Unemployment Data Accuracy – Fact or Fiction

Unemployment Data Accuracy – Fact or Fiction

BLS adjustments reported they overstate Labor Force Participation Rate (LFPR) – For 2000 – 2010 the LFPR was overstated by 2.8%

Unemployment Data Accuracy – The BLS publishes a massive universe of data on the state of the US labor market.  Recently they reported that they have not captured the Labor Force Participation Rate correctly for the past 20 years.  They said they had overstated the percentage.

The BLS statement was:

The labor force participation rate that BLS projected for 2006 was 67.6 percent, but the actual rate was more than a percentage point lower, at 66.2 percent. Similarly, the projected rate for 2008 was 67.6 percent, but the actual rate was 66.0 percent. Finally, for 2010, the projected rate (67.5 percent) was nearly 3 percentage points higher than the actual rate (64.7 percent), which was much lower than expected because of the recession of 2007–09.

That adjustment means that almost 2,000,000 additional people were not in the labor force.  At the same time the BLS gave no indication that they have changed the methodology they used to generate that percentage.  Nor did they say they would go back and adjust the historical percentages that they had previously published.

A real question that has yet to be answered is the quality of the general unemployment percentages that was calculated in those periods. Was it correct?

Author: Victor Janulaitis

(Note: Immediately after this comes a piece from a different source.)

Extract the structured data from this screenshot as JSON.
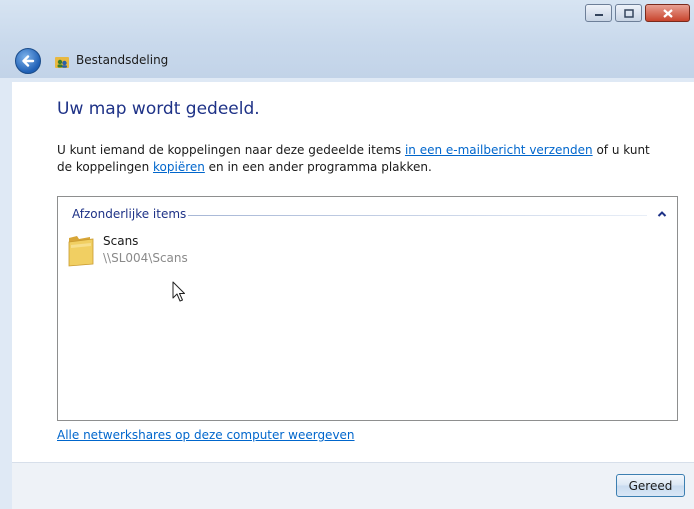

M. Victor Janulaitis is the CEO of Janco Associates. He has taught at the USC Graduate School of Business, been a guest lecturer at the UCLA's Anderson School of Business, a Graduate School at Harvard University, and several other universities in various programs.